The rules are worth worrying about, but for different reasons. Unlike many members of the Senate (and the House), we think the FAA's proposal is entirely too generous in the number of flights and passengers it will permit into National Airport every day. And, also unlike those members, we do not think the new rules will result in a shift from National to Dulles of flights serving smaller cities in the East, South and Midwest; we suspect the new rules mean those flights will either shift to Baltimore-Washington International or simply be canceled out.

Someday, whether under the proposed rules, the existing ones or others that Congress may dream up, the saturation point at National will be reached. When that happens, the odds are the big airlines will begin to replace flights from cities like Dayton, Indianapolis and Charlotte with more profitable flights from Chicago, New York and Boston. If the airlines want to continue those flights (and they might well decide to hand them off to commuter airlines), they will have to choose between Dulles and BWI. Delta, Eastern, Ozark and Piedmont have already chosen. They have pulled all their operations out of Dulles.

The fact is that Dulles is a failing airport. While business has been booming at National and doing quite well at BWI, it has been decreasing at Dulles. Dulles is losing not only airlines but passengers, flights and cities that those flights serve. It offered more daily flights to more destinations a decade ago than it does now.
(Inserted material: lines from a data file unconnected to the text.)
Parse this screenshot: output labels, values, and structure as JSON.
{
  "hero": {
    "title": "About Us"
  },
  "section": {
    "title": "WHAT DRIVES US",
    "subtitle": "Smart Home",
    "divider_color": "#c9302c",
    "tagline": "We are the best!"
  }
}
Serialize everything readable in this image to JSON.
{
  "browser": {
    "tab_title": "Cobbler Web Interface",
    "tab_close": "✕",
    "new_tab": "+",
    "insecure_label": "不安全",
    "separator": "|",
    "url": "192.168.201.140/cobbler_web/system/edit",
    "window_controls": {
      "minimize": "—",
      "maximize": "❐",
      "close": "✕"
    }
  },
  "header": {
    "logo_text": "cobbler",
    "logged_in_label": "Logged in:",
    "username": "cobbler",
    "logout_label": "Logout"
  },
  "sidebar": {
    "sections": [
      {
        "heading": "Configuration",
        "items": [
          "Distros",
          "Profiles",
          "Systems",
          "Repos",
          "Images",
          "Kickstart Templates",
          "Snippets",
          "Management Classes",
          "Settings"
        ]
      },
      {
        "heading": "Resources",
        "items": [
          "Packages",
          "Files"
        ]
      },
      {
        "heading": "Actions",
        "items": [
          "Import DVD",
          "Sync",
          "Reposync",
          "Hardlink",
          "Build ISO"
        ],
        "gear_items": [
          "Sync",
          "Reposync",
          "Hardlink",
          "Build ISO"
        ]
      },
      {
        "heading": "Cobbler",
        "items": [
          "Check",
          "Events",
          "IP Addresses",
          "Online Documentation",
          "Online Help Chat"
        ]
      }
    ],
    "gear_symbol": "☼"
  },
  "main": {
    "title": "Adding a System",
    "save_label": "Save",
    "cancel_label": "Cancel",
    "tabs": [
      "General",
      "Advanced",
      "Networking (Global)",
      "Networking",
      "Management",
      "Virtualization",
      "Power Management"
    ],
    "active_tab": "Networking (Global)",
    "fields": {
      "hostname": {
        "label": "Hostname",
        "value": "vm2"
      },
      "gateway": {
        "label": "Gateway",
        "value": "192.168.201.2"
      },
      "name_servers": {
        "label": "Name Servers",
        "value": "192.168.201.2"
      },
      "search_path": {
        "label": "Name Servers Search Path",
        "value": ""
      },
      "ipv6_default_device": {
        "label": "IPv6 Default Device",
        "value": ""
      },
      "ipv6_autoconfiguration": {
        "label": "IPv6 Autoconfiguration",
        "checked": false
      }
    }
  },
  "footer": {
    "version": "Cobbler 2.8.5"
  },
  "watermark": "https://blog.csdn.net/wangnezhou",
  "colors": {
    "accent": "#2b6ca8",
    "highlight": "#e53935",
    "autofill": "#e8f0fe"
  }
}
Most airport owners would be worried about that, especially if their airport were still losing money 20 years after they spent millions of dollars building it and providing it with a 13-mile-long, four-lane, divided, private driveway. But the owner of Dulles -- Congress -- doesn't seem to care. Instead of urging the FAA to adopt policies that would make Dulles not only profitable but the leading jetport it was designed to be, Congress keeps pushing the FAA toward rebuilding and expanding National so that more and more people and airplanes can be jammed through the Potomac River Valley. In the meantime, the state of Maryland is doing its best to promote BWI and cripple Dulles by such actions as subsidizing bus service and creating a transportation link with Amtrak.

Instead of worrying about whether the FAA's proposed rules will curtail flights from National to their favorite small cities, senators and representatives should be worrying about whether those rules adequate to prevent Dulles from becoming the world's most beautiful white elephant. Do those rules do enough to start now the inevitable process of forcing flights and passengers out of National while there is still a chance they might be transferred to Dulles? We think they don't.

If Congress wants to tinker with the rules, as it apparently does, it should do so with an eye on scaling National down and improving ground transportation to Dulles.